The use of bioresorbable scaffolds (BRS) may be associated with benefits including restoration of endothelial function, positive vessel remodeling, and reduced risk for very late (stent) thrombosis compared with metallic stents by virtue of their complete absorption within 3 to 4 years of implantation. When treating bifurcation lesions, these advantages may be even more pronounced. The aim of this review is to summarize current experiences and technical considerations of bifurcation treatment with BRS. Because of the physical properties of current-generation BRS, there are concerns with regard to the efficacy and safety of this novel technology for the treatment of bifurcations, with the potential for increased rates of scaffold thrombosis and side-branch occlusions, and as a consequence, bifurcations have been excluded from the major BRS trials. Nevertheless, BRS have been used for this indication in clinical practice, as evidenced by "real-world" registries. Considering the potential limitations, specific technical considerations and modified bifurcation strategies should be used in an attempt to attenuate problems and achieve optimal procedural and clinical outcomes.

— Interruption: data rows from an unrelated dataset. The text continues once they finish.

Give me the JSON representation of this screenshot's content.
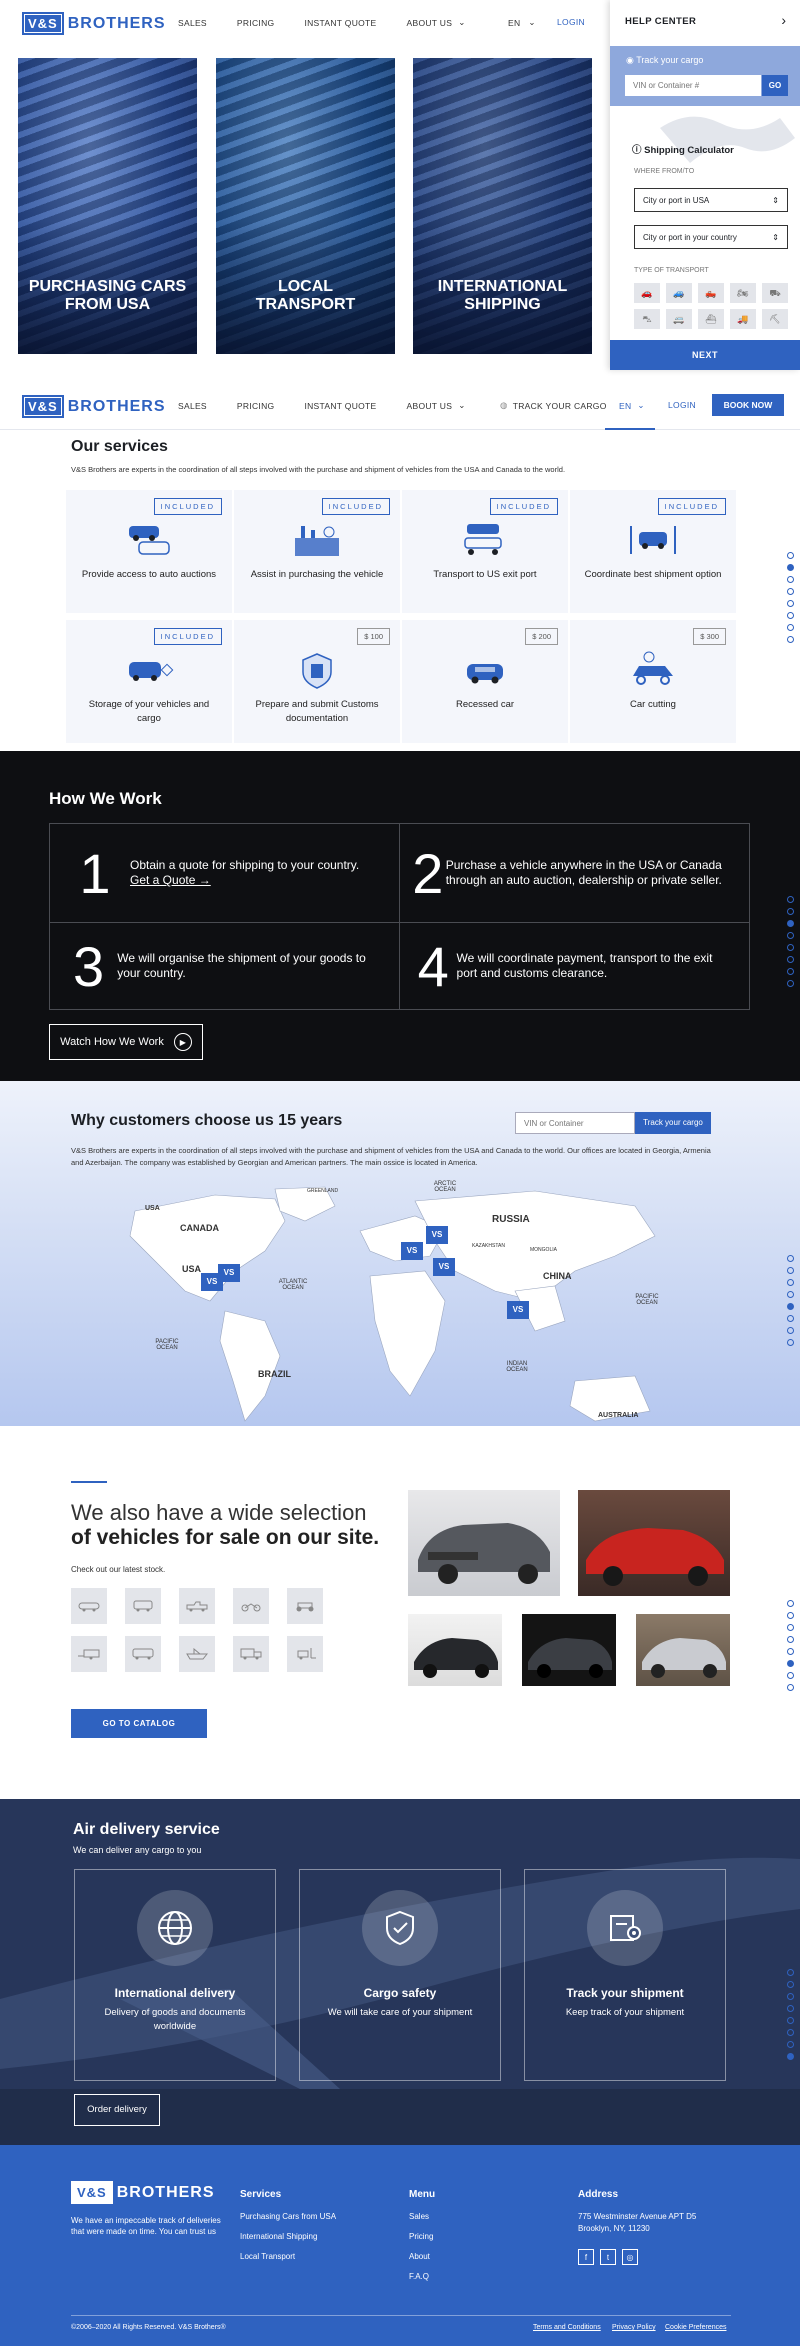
{
  "brand": {
    "vs": "V&S",
    "name": "BROTHERS"
  },
  "nav": {
    "sales": "SALES",
    "pricing": "PRICING",
    "quote": "INSTANT QUOTE",
    "about": "ABOUT US",
    "lang": "EN",
    "login": "LOGIN",
    "track": "TRACK YOUR CARGO",
    "book": "BOOK NOW"
  },
  "hero": {
    "cards": [
      "PURCHASING CARS FROM USA",
      "LOCAL TRANSPORT",
      "INTERNATIONAL SHIPPING"
    ]
  },
  "help": {
    "title": "HELP CENTER",
    "track_title": "Track your cargo",
    "vin_placeholder": "VIN or Container #",
    "go": "GO",
    "calc_title": "Shipping Calculator",
    "where": "WHERE FROM/TO",
    "from": "City or port in USA",
    "to": "City or port in your country",
    "type": "TYPE OF TRANSPORT",
    "next": "NEXT"
  },
  "services": {
    "title": "Our services",
    "desc": "V&S Brothers are experts in the coordination of all steps involved with the purchase and shipment of vehicles from the USA and Canada to the world.",
    "items": [
      {
        "tag": "INCLUDED",
        "label": "Provide access to auto auctions"
      },
      {
        "tag": "INCLUDED",
        "label": "Assist in purchasing the vehicle"
      },
      {
        "tag": "INCLUDED",
        "label": "Transport to US exit port"
      },
      {
        "tag": "INCLUDED",
        "label": "Coordinate best shipment option"
      },
      {
        "tag": "INCLUDED",
        "label": "Storage of your vehicles and cargo"
      },
      {
        "tag": "$ 100",
        "label": "Prepare and submit Customs documentation"
      },
      {
        "tag": "$ 200",
        "label": "Recessed car"
      },
      {
        "tag": "$ 300",
        "label": "Car cutting"
      }
    ]
  },
  "how": {
    "title": "How We Work",
    "steps": [
      {
        "n": "1",
        "text": "Obtain a quote for shipping to your country.",
        "link": "Get a Quote →"
      },
      {
        "n": "2",
        "text": "Purchase a vehicle anywhere in the USA or Canada through an auto auction, dealership or private seller."
      },
      {
        "n": "3",
        "text": "We will organise the shipment of your goods to your country."
      },
      {
        "n": "4",
        "text": "We will coordinate payment, transport to the exit port and customs clearance."
      }
    ],
    "watch": "Watch How We Work"
  },
  "why": {
    "title": "Why customers choose us 15 years",
    "input_placeholder": "VIN or Container",
    "button": "Track your cargo",
    "desc": "V&S Brothers are experts in the coordination of all steps involved with the purchase and shipment of vehicles from the USA and Canada to the world. Our offices are located in Georgia, Armenia and Azerbaijan. The company was established by Georgian and American partners. The main ossice is located in America.",
    "map_labels": [
      "USA",
      "CANADA",
      "GREENLAND",
      "ARCTIC OCEAN",
      "RUSSIA",
      "CHINA",
      "USA",
      "ATLANTIC OCEAN",
      "PACIFIC OCEAN",
      "PACIFIC OCEAN",
      "BRAZIL",
      "INDIAN OCEAN",
      "AUSTRALIA",
      "KAZAKHSTAN",
      "MONGOLIA"
    ],
    "marker": "VS"
  },
  "vehicles": {
    "line1": "We also have a wide selection",
    "line2": "of vehicles for sale on our site.",
    "sub": "Check out our latest stock.",
    "button": "GO TO CATALOG"
  },
  "air": {
    "title": "Air delivery service",
    "sub": "We can deliver any cargo to you",
    "cards": [
      {
        "title": "International delivery",
        "text": "Delivery of goods and documents worldwide"
      },
      {
        "title": "Cargo safety",
        "text": "We will take care of your shipment"
      },
      {
        "title": "Track your shipment",
        "text": "Keep track of your shipment"
      }
    ],
    "button": "Order delivery"
  },
  "footer": {
    "about": "We have an impeccable track of deliveries that were made on time. You can trust us",
    "services_title": "Services",
    "services": [
      "Purchasing Cars from USA",
      "International Shipping",
      "Local Transport"
    ],
    "menu_title": "Menu",
    "menu": [
      "Sales",
      "Pricing",
      "About",
      "F.A.Q"
    ],
    "address_title": "Address",
    "address1": "775 Westminster Avenue APT D5",
    "address2": "Brooklyn, NY, 11230",
    "social": [
      "f",
      "t",
      "◎"
    ],
    "copyright": "©2006–2020 All Rights Reserved. V&S Brothers®",
    "terms": "Terms and Conditions",
    "privacy": "Privacy Policy",
    "cookie": "Cookie Preferences"
  },
  "colors": {
    "brand": "#2f62c0",
    "dark": "#0e0f12",
    "air": "#2a3a5c"
  }
}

- bioresorbable scaffold
- coronary bifurcation
- percutaneous coronary intervention
ASJC Scopus subject areas
- Cardiology and Cardiovascular Medicine